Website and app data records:
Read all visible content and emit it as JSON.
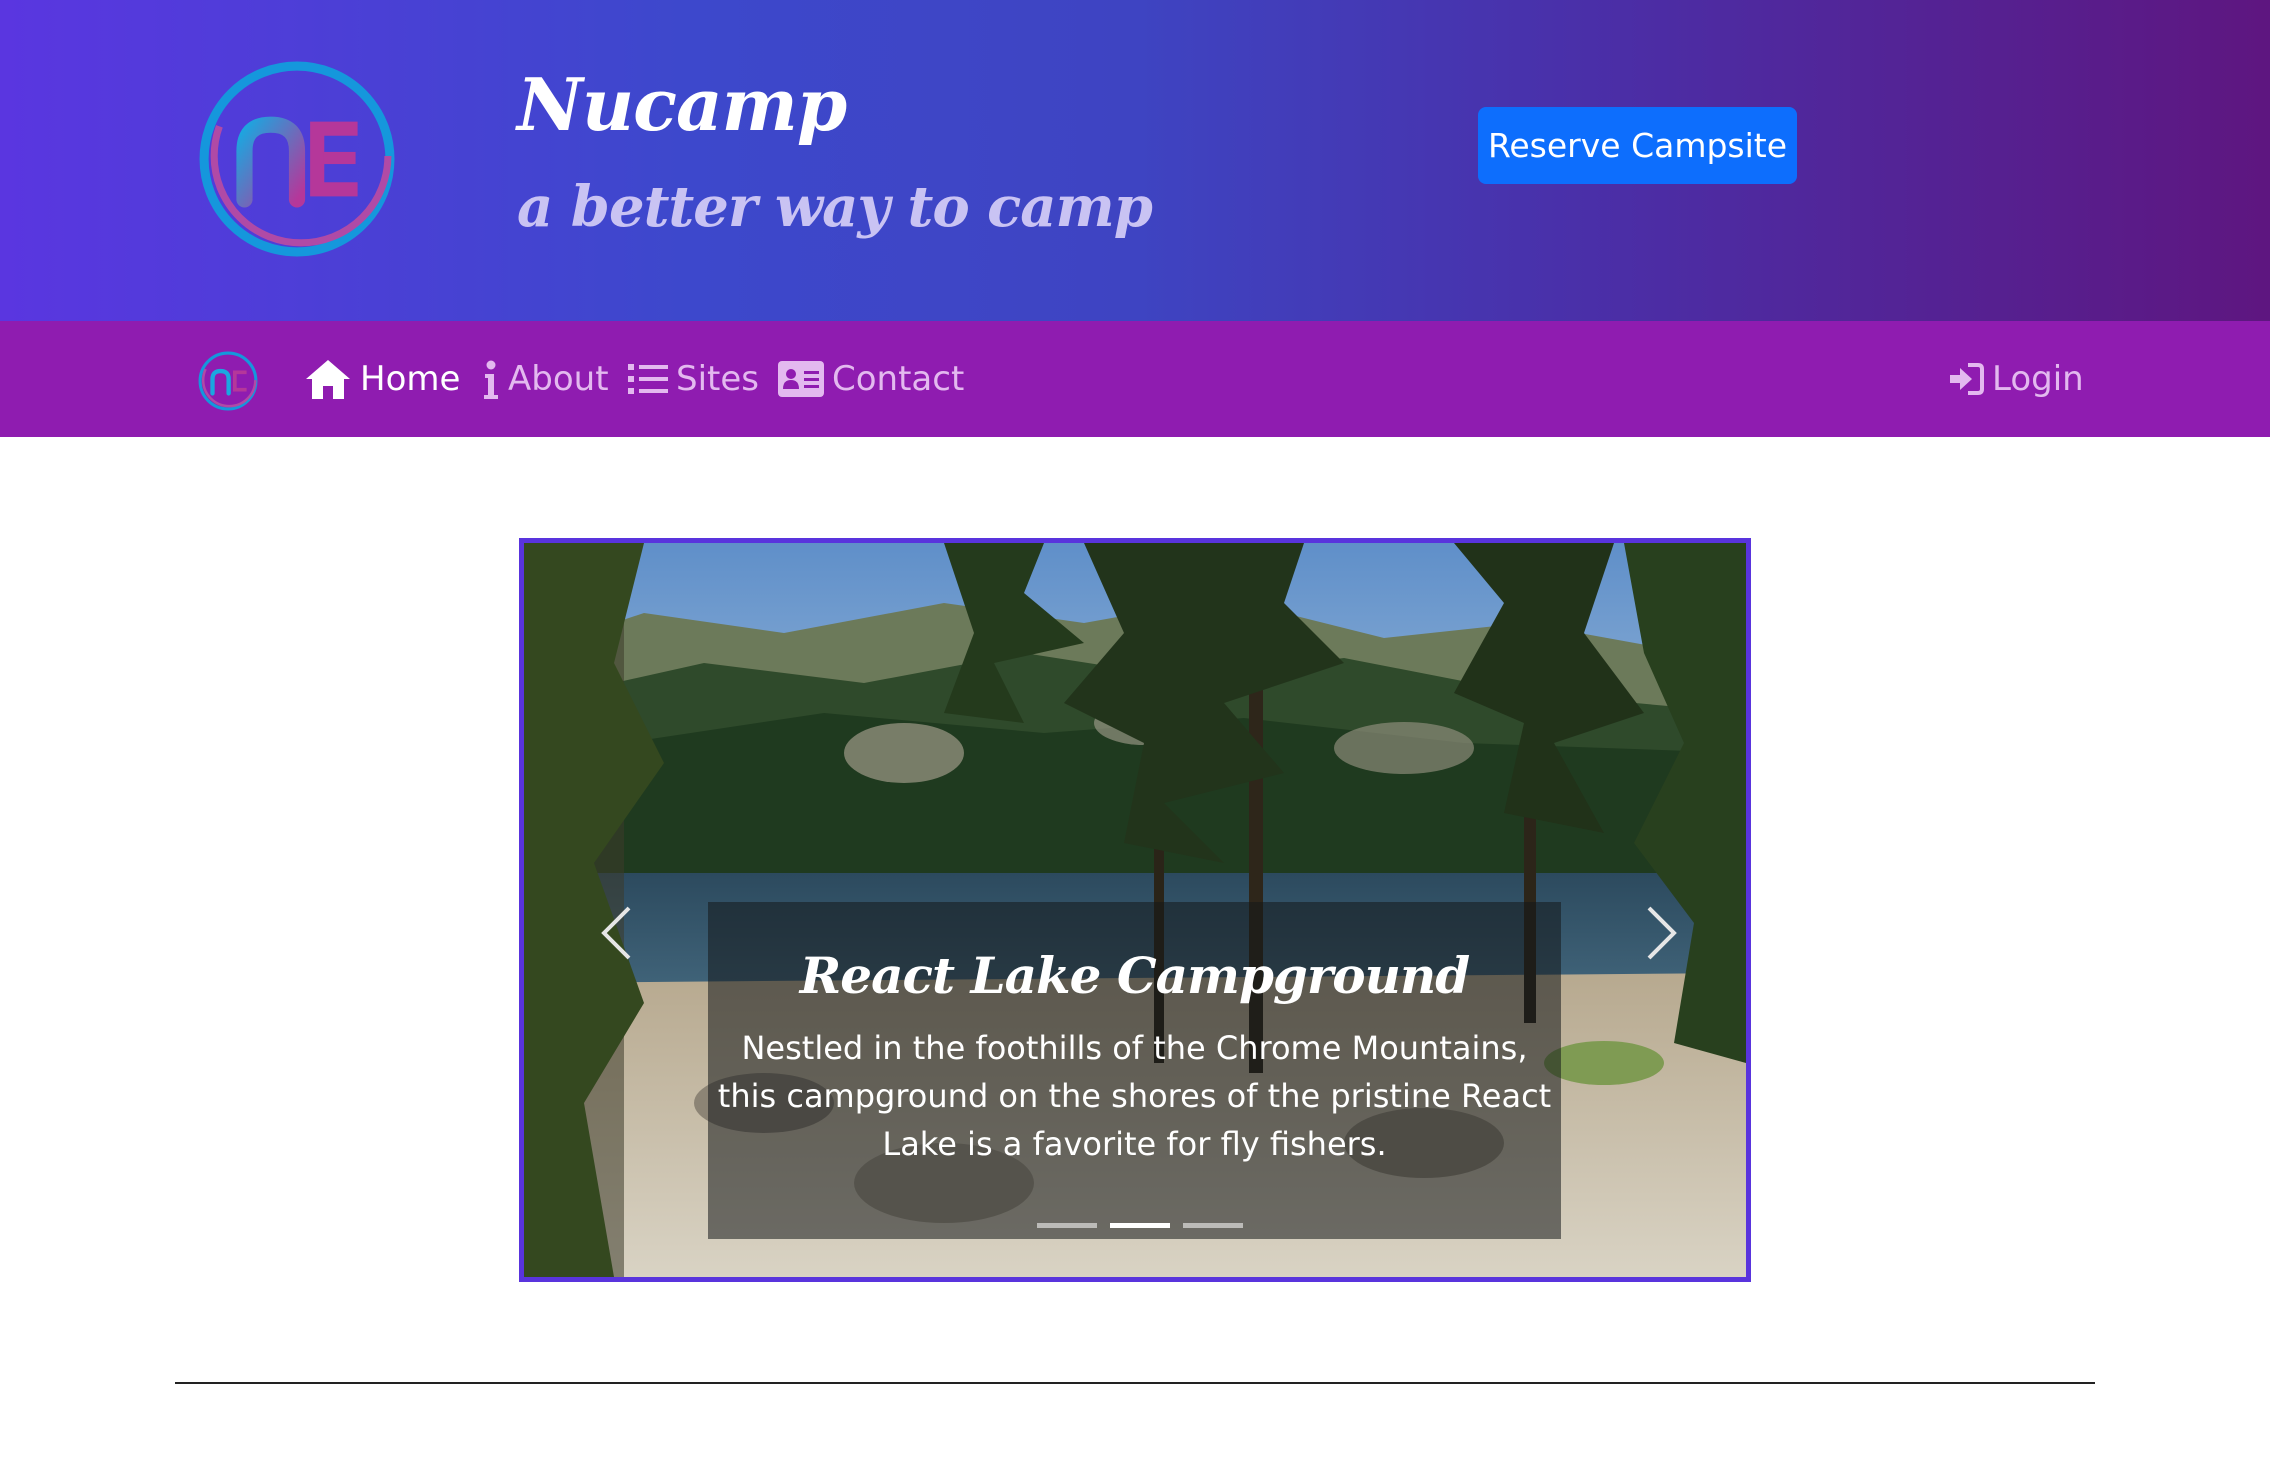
{
  "header": {
    "logo_icon": "nucamp-logo",
    "title": "Nucamp",
    "tagline": "a better way to camp",
    "reserve_label": "Reserve Campsite"
  },
  "navbar": {
    "items": [
      {
        "label": "Home",
        "icon": "home-icon",
        "active": true
      },
      {
        "label": "About",
        "icon": "info-icon",
        "active": false
      },
      {
        "label": "Sites",
        "icon": "list-icon",
        "active": false
      },
      {
        "label": "Contact",
        "icon": "address-card-icon",
        "active": false
      }
    ],
    "login_label": "Login",
    "login_icon": "sign-in-icon"
  },
  "carousel": {
    "slide": {
      "title": "React Lake Campground",
      "text": "Nestled in the foothills of the Chrome Mountains, this campground on the shores of the pristine React Lake is a favorite for fly fishers."
    },
    "indicators": 3,
    "active_indicator": 2
  },
  "colors": {
    "header_gradient_start": "#5a36e0",
    "header_gradient_end": "#5e1680",
    "navbar_bg": "#8f1cb0",
    "reserve_button": "#0d6efd",
    "carousel_border": "#5934dd"
  }
}
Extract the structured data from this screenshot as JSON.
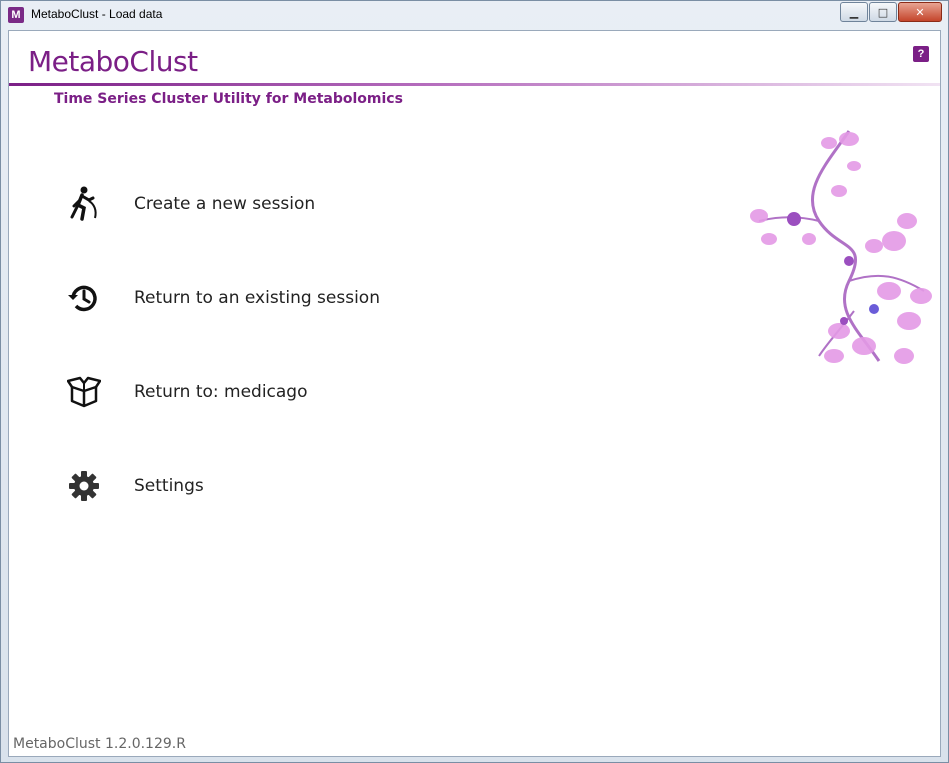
{
  "window": {
    "title": "MetaboClust - Load data",
    "app_icon_letter": "M",
    "minimize_glyph": "▁",
    "maximize_glyph": "□",
    "close_glyph": "✕"
  },
  "header": {
    "app_title": "MetaboClust",
    "subtitle": "Time Series Cluster Utility for Metabolomics",
    "help_glyph": "?"
  },
  "menu": [
    {
      "label": "Create a new session",
      "icon": "hiker-icon"
    },
    {
      "label": "Return to an existing session",
      "icon": "history-icon"
    },
    {
      "label": "Return to: medicago",
      "icon": "box-icon"
    },
    {
      "label": "Settings",
      "icon": "gear-icon"
    }
  ],
  "footer": {
    "version": "MetaboClust 1.2.0.129.R"
  },
  "colors": {
    "accent": "#7b1f86",
    "flower_pink": "#e49ae6",
    "flower_purple": "#9b4fbf"
  }
}
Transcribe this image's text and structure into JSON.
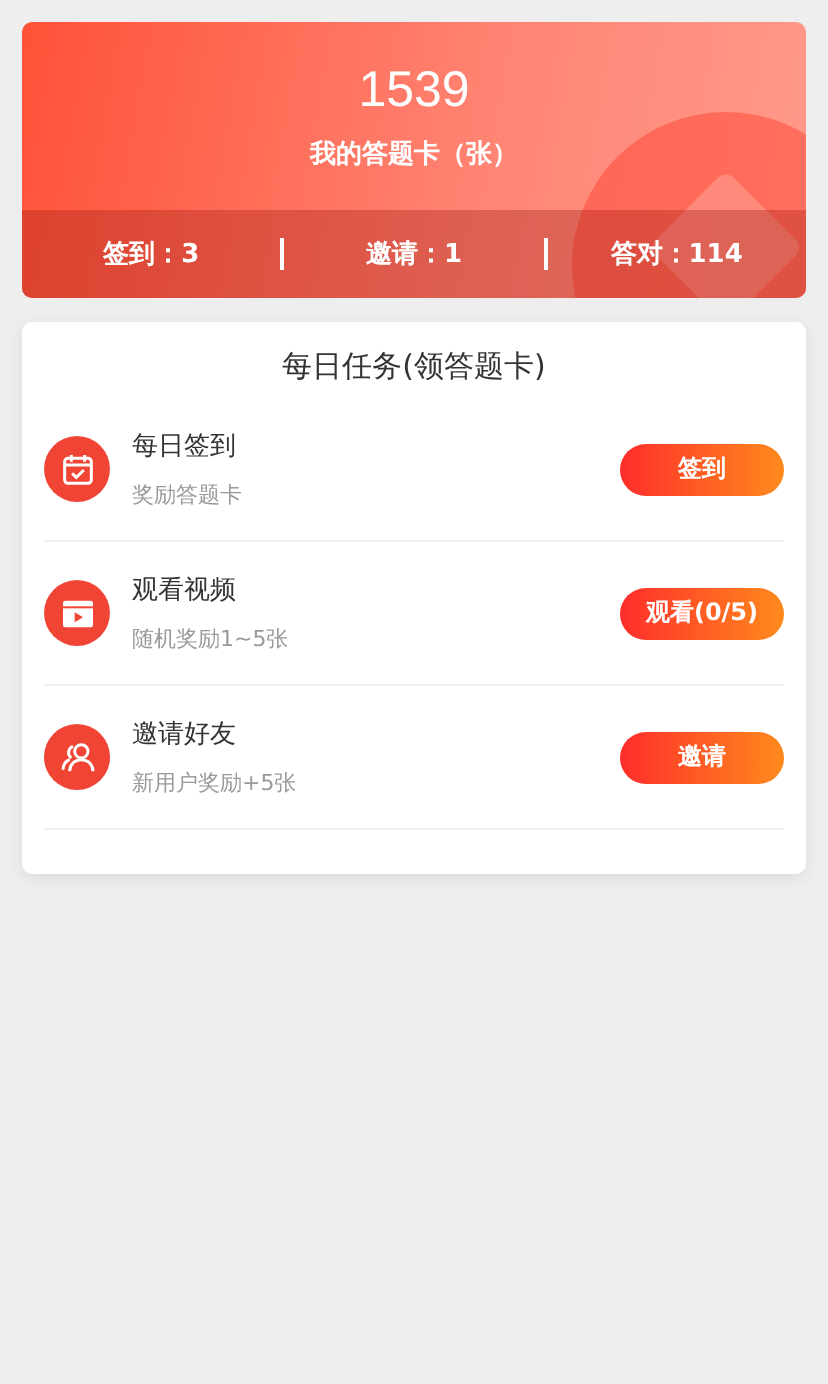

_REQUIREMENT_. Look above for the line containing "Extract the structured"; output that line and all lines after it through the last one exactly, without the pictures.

_RESULT OF THIS EXERCISE_.
Extract the structured data from this screenshot as JSON.
{
  "window": {
    "title": "MetaboClust - Load data",
    "app_icon_letter": "M",
    "minimize_glyph": "▁",
    "maximize_glyph": "□",
    "close_glyph": "✕"
  },
  "header": {
    "app_title": "MetaboClust",
    "subtitle": "Time Series Cluster Utility for Metabolomics",
    "help_glyph": "?"
  },
  "menu": [
    {
      "label": "Create a new session",
      "icon": "hiker-icon"
    },
    {
      "label": "Return to an existing session",
      "icon": "history-icon"
    },
    {
      "label": "Return to: medicago",
      "icon": "box-icon"
    },
    {
      "label": "Settings",
      "icon": "gear-icon"
    }
  ],
  "footer": {
    "version": "MetaboClust 1.2.0.129.R"
  },
  "colors": {
    "accent": "#7b1f86",
    "flower_pink": "#e49ae6",
    "flower_purple": "#9b4fbf"
  }
}
Transcribe this image's text and structure into JSON.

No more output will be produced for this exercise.